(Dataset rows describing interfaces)

☆ ☆ ☆ ☆

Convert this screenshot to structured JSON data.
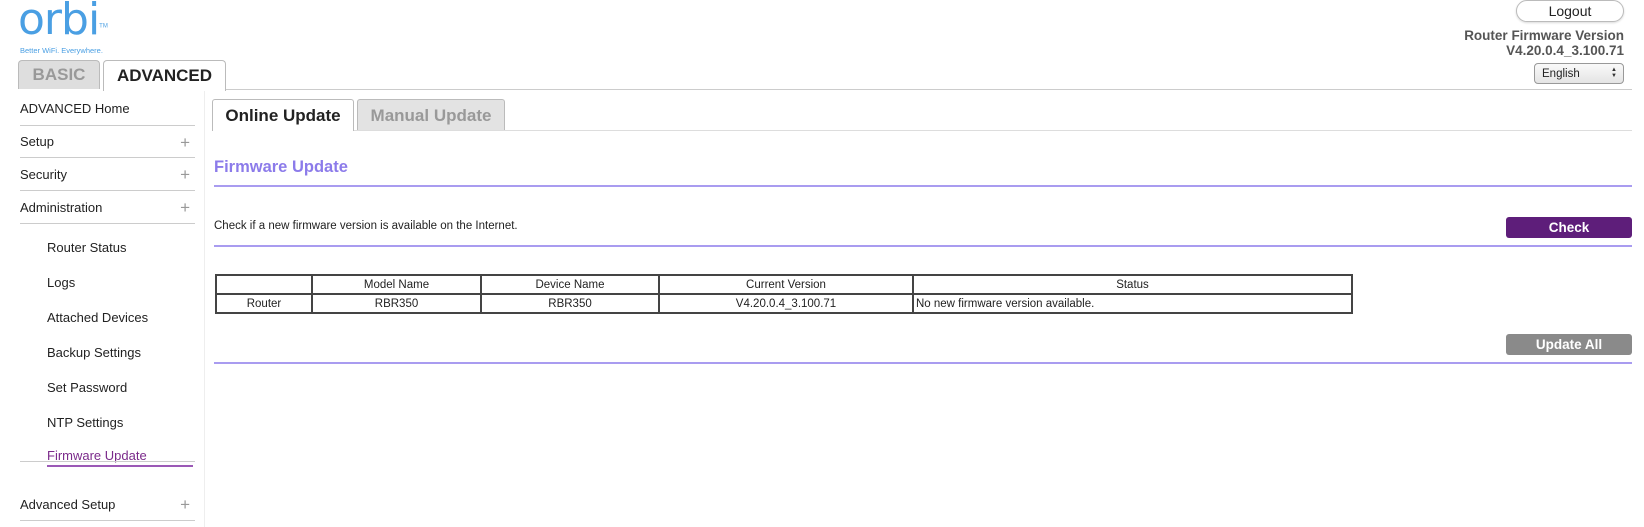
{
  "logo": {
    "word": "orbi",
    "tm": "TM",
    "tagline": "Better WiFi. Everywhere."
  },
  "header": {
    "logout_label": "Logout",
    "fw_label": "Router Firmware Version",
    "fw_value": "V4.20.0.4_3.100.71",
    "language": "English"
  },
  "top_tabs": {
    "basic": "BASIC",
    "advanced": "ADVANCED"
  },
  "sidebar": {
    "items": [
      {
        "label": "ADVANCED Home"
      },
      {
        "label": "Setup"
      },
      {
        "label": "Security"
      },
      {
        "label": "Administration"
      }
    ],
    "admin_sub": [
      {
        "label": "Router Status"
      },
      {
        "label": "Logs"
      },
      {
        "label": "Attached Devices"
      },
      {
        "label": "Backup Settings"
      },
      {
        "label": "Set Password"
      },
      {
        "label": "NTP Settings"
      },
      {
        "label": "Firmware Update"
      }
    ],
    "advanced_setup": "Advanced Setup",
    "active_item": "Firmware Update"
  },
  "content_tabs": {
    "online": "Online Update",
    "manual": "Manual Update"
  },
  "section": {
    "title": "Firmware Update",
    "description": "Check if a new firmware version is available on the Internet.",
    "check_label": "Check",
    "update_all_label": "Update All"
  },
  "table": {
    "headers": [
      "",
      "Model Name",
      "Device Name",
      "Current Version",
      "Status"
    ],
    "rows": [
      [
        "Router",
        "RBR350",
        "RBR350",
        "V4.20.0.4_3.100.71",
        "No new firmware version available."
      ]
    ]
  },
  "colors": {
    "accent_purple": "#5e1e7a",
    "title_purple": "#8c7bea",
    "logo_blue": "#4a9fe3",
    "active_link": "#7b2a8b"
  }
}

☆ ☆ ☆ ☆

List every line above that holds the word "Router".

    "fw_label": "Router Firmware Version",
        "label": "Router Status"
        "Router",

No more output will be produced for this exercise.